Custom Charlottesville keyword search in Firefox

Several times a week, I launch Firefox and search for a Charlottesville business or event. Each time that I type the long word “Charlottesville” into my search bar, I tell myself that there must be an easier way.

Turns out, there is. Firefox uses keywords to create shortcuts to oft-used sites. So, for example, if you often search the Internet Movie Database (IMDB), you can create a keyword for that site and substitute your specific search term. Following this example:

You could then type “IMDB Rachel Bilson” in your search bar, and IMDB page would pre-populate with Rachel Bilson as a search term.

That’s nice, but I wanted to find a way to automatically bring up “Charlottesville”, and then append additional search terms.

The steps to do so are similar to that which was outlined in the page above. Here’s how to do it:

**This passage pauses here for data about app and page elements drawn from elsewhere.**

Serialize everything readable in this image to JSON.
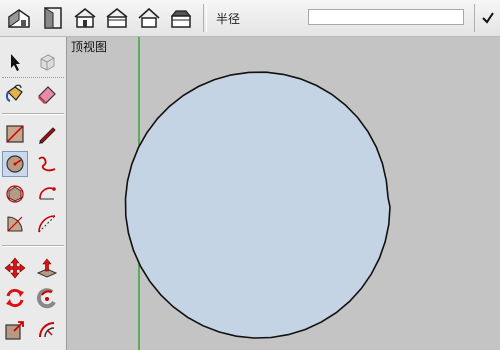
{
  "toolbar": {
    "buttons": [
      {
        "icon": "iso-view-icon"
      },
      {
        "icon": "top-view-icon"
      },
      {
        "icon": "front-view-icon"
      },
      {
        "icon": "right-view-icon"
      },
      {
        "icon": "back-view-icon"
      },
      {
        "icon": "left-view-icon"
      }
    ],
    "vcb_label": "半径",
    "vcb_value": "",
    "confirm_icon": "checkmark-icon"
  },
  "tools": [
    {
      "name": "select-tool",
      "icon": "arrow-cursor-icon"
    },
    {
      "name": "make-component-tool",
      "icon": "component-box-icon"
    },
    {
      "name": "paint-bucket-tool",
      "icon": "paint-bucket-icon"
    },
    {
      "name": "eraser-tool",
      "icon": "eraser-icon"
    },
    {
      "name": "rectangle-tool",
      "icon": "rectangle-icon"
    },
    {
      "name": "line-tool",
      "icon": "pencil-icon"
    },
    {
      "name": "circle-tool",
      "icon": "circle-icon",
      "active": true
    },
    {
      "name": "freehand-tool",
      "icon": "freehand-icon"
    },
    {
      "name": "polygon-tool",
      "icon": "polygon-icon"
    },
    {
      "name": "arc-tool",
      "icon": "arc-icon"
    },
    {
      "name": "pie-tool",
      "icon": "pie-icon"
    },
    {
      "name": "two-point-arc-tool",
      "icon": "two-point-arc-icon"
    },
    {
      "name": "move-tool",
      "icon": "move-arrows-icon"
    },
    {
      "name": "push-pull-tool",
      "icon": "push-pull-icon"
    },
    {
      "name": "rotate-tool",
      "icon": "rotate-icon"
    },
    {
      "name": "follow-me-tool",
      "icon": "follow-me-icon"
    },
    {
      "name": "scale-tool",
      "icon": "scale-icon"
    },
    {
      "name": "offset-tool",
      "icon": "offset-icon"
    }
  ],
  "viewport": {
    "view_name": "顶视图",
    "background_color": "#c4c4c4",
    "circle_fill": "#c5d4e4",
    "circle_stroke": "#111111",
    "axis_color": "#1a9a1a"
  }
}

  • In Firefox, type Ctrl-Shift-B to bring up Bookmarks Library.
  • Under All Bookmarks, select where you want to place your new custom bookmark (Bookmarks Menu, for example, but it can be anywhere).
  • Under the Organize tab, select New Bookmark. In the Add Bookmark window, give it an intuitive name (like “Google CVille”). In Location, type the following:

  • Finally, in Keyword, give the bookmark a short code that you will remember (ex.: “cv”, without the quotes).
  • Put what you want in Description, then click Add.

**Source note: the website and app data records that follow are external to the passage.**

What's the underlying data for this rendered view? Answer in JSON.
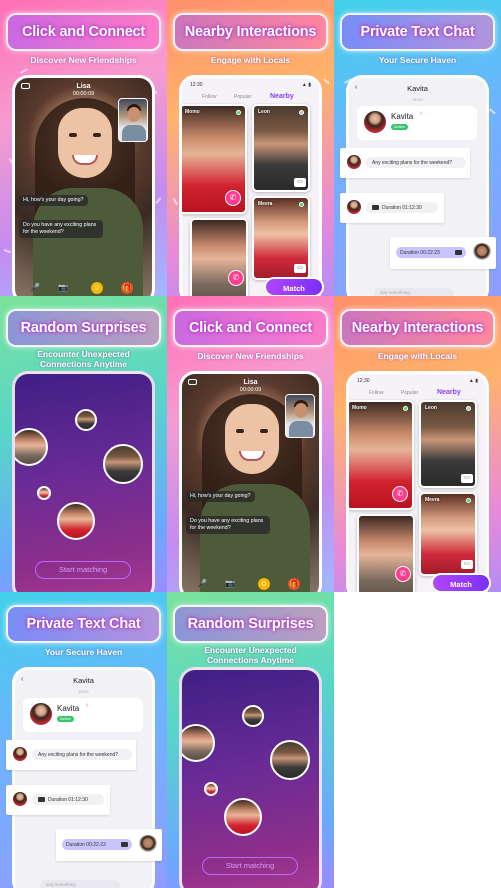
{
  "tiles": {
    "click_connect": {
      "banner": "Click and Connect",
      "subtitle": "Discover New Friendships",
      "caller_name": "Lisa",
      "call_time": "00:00:09",
      "bubble_1": "Hi, how's your day going?",
      "bubble_2": "Do you have any exciting plans for the weekend?"
    },
    "nearby": {
      "banner": "Nearby Interactions",
      "subtitle": "Engage with Locals",
      "status_time": "12:30",
      "tabs": [
        "Follow",
        "Popular",
        "Nearby"
      ],
      "cards": [
        "Momo",
        "Leon",
        "Meera"
      ],
      "match_label": "Match"
    },
    "private_chat": {
      "banner": "Private Text Chat",
      "subtitle": "Your Secure Haven",
      "chat_title": "Kavita",
      "chat_date": "20:00",
      "profile_name": "Kavita",
      "age_badge": "Active",
      "msg_question": "Any exciting plans for the weekend?",
      "msg_duration_in": "Duration 01:12:30",
      "msg_duration_out": "Duration 00:22:23",
      "input_placeholder": "Say something"
    },
    "random": {
      "banner": "Random Surprises",
      "subtitle_line1": "Encounter Unexpected",
      "subtitle_line2": "Connections Anytime",
      "start_label": "Start matching"
    }
  },
  "colors": {
    "accent": "#8a3dff",
    "pink": "#ff3c8e",
    "online": "#3ed26a"
  },
  "icons": [
    "mic-icon",
    "camera-icon",
    "emoji-icon",
    "gift-icon",
    "phone-icon",
    "chat-icon",
    "video-icon",
    "back-icon",
    "send-icon"
  ]
}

Now, when you type “cv” (without the quotes) in your Firefox address bar, followed by a search term, Google will come up with “Charlottesville” and your additional term already in the search box.

So, for example, if I type (without the quotes) “cv sandwich” in my address bar and hit enter, Google will launch a search window for “Charlottesville sandwich”.

Of course, this is for doing a Google search. It would be just as easy to use any other search site, such as Bing, just following the same context. So, for example,

The first part of the URL specifies which search engine to use. “q=” means search term query. The “%20” is a space, and the “%s” gets substituted for whatever you type after the pre-populated search term. In the example above, “%s” = “sandwich”.

There is probably a similar way to do this in Internet Explorer, but I haven’t found it yet.

If you find this useful, or you have other tricks to add, please feel free to comment below.